Betty Reading Smile

First Annual Kids Yoga Held at the Livingston Public Library

by Danielle Santola       Saturday, August 3, 2013 • 6:55am

LIVINGSTON, NJ – This summer at the Livingston Public Library, certified Children’s Yoga Instructor Betty Larrea ran the first annual Kids’ Yoga program, which attracted an average of 20 children per session. The four-week program invited local youth to come together and expand their minds and creativity through yoga.

At first, the program was available to children in grades K-4, but as the weeks progressed parents began to participate in sessions alongside their children. Attendance also extended to infants as young as eight months old.

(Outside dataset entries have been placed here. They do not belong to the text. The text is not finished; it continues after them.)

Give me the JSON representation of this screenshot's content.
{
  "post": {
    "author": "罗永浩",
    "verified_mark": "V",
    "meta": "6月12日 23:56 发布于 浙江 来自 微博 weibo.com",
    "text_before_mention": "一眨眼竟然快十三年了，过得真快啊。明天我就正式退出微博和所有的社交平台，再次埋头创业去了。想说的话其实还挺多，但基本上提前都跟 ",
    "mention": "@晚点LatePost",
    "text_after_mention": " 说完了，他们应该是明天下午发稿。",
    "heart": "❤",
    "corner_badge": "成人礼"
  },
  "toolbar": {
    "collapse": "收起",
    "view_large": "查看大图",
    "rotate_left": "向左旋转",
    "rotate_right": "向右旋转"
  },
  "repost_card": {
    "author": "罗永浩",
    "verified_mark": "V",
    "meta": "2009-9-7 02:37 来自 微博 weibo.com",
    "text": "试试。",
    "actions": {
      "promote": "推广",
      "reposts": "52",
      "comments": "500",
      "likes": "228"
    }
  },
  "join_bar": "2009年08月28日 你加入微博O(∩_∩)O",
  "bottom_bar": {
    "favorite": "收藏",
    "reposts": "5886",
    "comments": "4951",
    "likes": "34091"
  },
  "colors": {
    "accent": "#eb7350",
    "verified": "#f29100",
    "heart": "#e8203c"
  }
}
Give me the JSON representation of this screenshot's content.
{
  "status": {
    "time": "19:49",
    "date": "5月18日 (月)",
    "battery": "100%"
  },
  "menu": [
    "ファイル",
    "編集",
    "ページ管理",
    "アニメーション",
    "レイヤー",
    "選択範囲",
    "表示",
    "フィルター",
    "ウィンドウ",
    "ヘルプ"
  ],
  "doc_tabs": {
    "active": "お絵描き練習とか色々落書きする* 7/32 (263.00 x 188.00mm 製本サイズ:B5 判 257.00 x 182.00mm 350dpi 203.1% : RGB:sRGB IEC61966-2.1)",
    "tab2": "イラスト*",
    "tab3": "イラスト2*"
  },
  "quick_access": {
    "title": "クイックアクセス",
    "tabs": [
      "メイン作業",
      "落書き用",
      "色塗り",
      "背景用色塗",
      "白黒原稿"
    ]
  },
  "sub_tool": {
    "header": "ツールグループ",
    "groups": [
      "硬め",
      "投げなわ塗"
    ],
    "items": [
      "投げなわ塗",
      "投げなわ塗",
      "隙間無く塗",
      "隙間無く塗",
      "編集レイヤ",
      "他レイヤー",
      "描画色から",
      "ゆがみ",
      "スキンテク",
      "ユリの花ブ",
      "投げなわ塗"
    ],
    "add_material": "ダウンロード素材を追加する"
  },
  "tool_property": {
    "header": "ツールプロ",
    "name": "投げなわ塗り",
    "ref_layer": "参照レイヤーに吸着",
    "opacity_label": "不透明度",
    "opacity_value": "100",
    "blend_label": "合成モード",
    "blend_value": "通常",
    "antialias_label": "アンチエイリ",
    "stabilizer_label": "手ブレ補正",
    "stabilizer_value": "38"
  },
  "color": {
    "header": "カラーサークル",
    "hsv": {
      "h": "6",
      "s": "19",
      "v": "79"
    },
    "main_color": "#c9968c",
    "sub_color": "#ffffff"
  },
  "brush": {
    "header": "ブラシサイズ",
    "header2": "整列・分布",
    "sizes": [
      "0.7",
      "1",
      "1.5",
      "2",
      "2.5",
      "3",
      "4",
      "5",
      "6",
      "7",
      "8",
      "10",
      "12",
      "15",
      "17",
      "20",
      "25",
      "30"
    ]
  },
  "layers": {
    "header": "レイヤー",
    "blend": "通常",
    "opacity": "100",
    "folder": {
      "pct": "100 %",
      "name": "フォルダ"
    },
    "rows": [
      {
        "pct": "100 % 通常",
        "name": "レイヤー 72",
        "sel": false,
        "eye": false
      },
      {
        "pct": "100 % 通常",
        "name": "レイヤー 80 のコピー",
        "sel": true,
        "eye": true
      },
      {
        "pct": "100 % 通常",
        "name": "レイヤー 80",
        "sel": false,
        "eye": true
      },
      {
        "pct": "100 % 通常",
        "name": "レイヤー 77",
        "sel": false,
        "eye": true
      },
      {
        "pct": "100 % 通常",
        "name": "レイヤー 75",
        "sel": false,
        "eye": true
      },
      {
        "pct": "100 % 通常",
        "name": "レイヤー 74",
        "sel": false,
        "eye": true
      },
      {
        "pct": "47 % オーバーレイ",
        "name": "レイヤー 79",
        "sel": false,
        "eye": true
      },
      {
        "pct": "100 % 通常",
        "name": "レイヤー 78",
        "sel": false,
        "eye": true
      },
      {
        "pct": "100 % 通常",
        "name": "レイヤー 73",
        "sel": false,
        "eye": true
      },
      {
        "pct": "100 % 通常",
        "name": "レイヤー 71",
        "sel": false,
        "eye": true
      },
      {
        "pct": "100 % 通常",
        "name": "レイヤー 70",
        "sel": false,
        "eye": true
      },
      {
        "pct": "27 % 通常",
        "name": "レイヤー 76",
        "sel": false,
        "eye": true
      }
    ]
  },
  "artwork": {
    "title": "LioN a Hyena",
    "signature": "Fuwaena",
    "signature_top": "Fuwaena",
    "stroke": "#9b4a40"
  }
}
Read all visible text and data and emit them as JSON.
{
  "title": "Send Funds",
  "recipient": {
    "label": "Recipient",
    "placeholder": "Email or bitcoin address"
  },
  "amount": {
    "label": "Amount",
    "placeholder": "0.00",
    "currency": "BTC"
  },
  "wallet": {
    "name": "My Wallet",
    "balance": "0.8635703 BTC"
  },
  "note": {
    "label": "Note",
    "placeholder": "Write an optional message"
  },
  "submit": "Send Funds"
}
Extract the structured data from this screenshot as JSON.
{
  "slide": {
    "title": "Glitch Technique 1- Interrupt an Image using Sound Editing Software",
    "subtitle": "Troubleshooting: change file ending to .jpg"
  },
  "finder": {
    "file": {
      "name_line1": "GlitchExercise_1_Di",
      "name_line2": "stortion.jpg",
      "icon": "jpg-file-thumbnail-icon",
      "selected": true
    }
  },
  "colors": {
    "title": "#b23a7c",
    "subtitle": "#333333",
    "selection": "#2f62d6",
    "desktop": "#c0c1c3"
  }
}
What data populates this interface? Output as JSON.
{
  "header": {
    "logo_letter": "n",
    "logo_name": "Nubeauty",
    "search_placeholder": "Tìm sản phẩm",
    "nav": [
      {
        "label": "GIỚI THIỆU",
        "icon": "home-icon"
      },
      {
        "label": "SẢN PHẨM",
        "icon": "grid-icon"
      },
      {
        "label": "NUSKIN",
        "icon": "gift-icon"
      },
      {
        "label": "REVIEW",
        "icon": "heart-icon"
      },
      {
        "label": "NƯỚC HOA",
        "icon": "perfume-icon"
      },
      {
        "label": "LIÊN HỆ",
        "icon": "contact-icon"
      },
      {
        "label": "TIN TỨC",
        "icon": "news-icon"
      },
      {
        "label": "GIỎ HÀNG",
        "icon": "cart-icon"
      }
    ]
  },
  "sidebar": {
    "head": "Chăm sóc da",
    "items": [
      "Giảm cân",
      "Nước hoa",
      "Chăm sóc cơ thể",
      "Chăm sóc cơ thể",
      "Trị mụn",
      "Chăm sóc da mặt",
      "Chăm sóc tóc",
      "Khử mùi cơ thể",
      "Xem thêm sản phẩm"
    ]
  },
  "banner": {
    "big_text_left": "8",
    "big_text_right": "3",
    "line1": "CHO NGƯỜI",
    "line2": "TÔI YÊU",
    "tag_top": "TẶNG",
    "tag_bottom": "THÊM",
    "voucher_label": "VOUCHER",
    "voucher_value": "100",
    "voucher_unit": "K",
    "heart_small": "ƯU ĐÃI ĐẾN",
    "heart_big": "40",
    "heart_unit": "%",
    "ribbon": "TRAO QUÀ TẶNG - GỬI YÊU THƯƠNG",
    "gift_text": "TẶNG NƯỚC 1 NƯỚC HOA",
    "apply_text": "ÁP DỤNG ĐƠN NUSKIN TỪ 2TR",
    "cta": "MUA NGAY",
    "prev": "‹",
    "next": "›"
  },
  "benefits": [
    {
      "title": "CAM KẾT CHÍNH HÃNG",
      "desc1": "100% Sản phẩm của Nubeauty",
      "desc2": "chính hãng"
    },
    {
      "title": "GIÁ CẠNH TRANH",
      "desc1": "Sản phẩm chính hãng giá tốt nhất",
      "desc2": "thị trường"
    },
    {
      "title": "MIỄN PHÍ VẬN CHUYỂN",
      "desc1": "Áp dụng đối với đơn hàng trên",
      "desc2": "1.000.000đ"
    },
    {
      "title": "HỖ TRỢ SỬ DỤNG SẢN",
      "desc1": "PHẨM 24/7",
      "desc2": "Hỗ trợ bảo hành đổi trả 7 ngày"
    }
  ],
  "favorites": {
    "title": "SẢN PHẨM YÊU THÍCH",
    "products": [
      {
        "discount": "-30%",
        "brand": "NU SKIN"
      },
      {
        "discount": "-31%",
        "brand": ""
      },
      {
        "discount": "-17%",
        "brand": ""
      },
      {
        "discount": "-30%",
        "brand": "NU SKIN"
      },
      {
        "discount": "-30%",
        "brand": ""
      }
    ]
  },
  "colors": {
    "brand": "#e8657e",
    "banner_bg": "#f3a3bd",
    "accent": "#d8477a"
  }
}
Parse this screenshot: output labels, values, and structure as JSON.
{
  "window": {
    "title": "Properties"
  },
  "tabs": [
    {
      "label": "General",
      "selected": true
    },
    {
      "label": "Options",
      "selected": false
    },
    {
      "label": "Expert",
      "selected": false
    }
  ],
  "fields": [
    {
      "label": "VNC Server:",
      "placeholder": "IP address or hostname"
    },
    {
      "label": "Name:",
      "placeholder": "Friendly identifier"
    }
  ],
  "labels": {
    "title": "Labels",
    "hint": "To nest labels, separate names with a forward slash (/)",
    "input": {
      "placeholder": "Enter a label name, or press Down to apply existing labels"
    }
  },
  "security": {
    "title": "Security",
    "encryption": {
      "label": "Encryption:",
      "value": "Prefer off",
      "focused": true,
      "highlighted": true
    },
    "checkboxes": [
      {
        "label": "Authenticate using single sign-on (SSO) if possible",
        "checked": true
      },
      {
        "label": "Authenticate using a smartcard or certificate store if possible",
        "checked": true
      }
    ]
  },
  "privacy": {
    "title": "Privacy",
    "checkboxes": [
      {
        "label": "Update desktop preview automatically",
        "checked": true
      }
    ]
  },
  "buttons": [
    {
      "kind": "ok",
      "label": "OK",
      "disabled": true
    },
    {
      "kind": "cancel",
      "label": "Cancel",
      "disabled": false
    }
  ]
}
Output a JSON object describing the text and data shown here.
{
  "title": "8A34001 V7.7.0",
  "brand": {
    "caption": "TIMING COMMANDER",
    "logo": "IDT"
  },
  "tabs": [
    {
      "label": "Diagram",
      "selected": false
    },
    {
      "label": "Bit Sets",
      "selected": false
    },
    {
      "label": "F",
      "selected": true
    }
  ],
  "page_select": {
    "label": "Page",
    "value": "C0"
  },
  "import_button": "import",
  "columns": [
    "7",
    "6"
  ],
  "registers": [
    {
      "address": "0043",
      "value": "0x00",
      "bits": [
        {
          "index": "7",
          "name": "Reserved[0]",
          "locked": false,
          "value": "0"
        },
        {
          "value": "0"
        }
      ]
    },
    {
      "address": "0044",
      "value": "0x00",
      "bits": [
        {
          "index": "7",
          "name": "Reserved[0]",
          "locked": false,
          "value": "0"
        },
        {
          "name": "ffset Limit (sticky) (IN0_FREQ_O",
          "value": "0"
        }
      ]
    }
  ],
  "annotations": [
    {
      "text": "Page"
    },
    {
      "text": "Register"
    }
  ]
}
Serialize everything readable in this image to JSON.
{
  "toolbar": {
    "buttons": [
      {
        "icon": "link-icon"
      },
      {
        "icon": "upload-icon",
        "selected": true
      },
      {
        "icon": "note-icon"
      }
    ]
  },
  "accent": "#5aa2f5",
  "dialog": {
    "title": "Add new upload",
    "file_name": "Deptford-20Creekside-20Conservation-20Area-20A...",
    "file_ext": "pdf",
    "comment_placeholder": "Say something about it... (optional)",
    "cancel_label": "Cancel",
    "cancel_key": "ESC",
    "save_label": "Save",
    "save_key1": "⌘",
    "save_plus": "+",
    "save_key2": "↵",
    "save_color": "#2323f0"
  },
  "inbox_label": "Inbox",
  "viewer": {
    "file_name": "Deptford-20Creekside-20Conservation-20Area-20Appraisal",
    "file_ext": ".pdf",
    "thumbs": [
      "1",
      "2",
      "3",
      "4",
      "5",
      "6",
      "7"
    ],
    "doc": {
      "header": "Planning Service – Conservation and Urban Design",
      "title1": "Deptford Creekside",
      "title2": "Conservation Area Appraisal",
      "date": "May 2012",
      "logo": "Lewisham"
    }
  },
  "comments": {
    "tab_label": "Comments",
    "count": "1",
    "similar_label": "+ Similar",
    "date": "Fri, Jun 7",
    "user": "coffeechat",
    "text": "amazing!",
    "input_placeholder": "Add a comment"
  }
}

Each week, Larrea incorporated music and picture books to teach the children about breathing techniques, stretches and balance. Using a story for guidance, she asked the kids how they think a certain character might look and perform different actions accordingly. Many books have been written intentionally with instructional yoga references, but Larrea found that free form stories, like Marion Dane Bauer’s “How Do I Love You?” allow for greater imagination amongst the kids.

The Librarians often attempt to expand their involvement in the community by offering new and exciting activities. After hearing positive results from the yoga programs in surrounding towns, the Livingston Librarians decided to look into it.

“Yoga is something that enables kids to be creative and express themselves,” said Youth Service Librarian Gina Vaccaro. “We knew people would be interested and since we’re more of a cultural center rather than a traditional library, we’re always looking for new and exciting things.”

Larrea has been teaching yoga to kids for 13 years. She said the difference between adult and child yoga programs is that for kids it is about discovery first and poses later. When children are given the opportunity to express their creativity, she said, they are not only connecting with themselves but discovering new things about themselves as well.

“The connection of integrating the mind and the imagination is a holistic aspect that is already so natural to them,” Larrea said. “At the end there is a state of inner peace, being in their own space and finding a connection with themselves and that’s a beautiful thing.”

Vaccaro said that there was such a positive response from parents that the library intends on continuing the yoga program in the fall and expanding it to interested adults. One child even asked Larrea if she would be interested in helping him throw a yoga-themed birthday party.

“My favorite part of this summer’s experience was seeing the parents engaged,” Larrea said. “We played and had fun and it was a very bonding experience for the families.”

Triangle Pose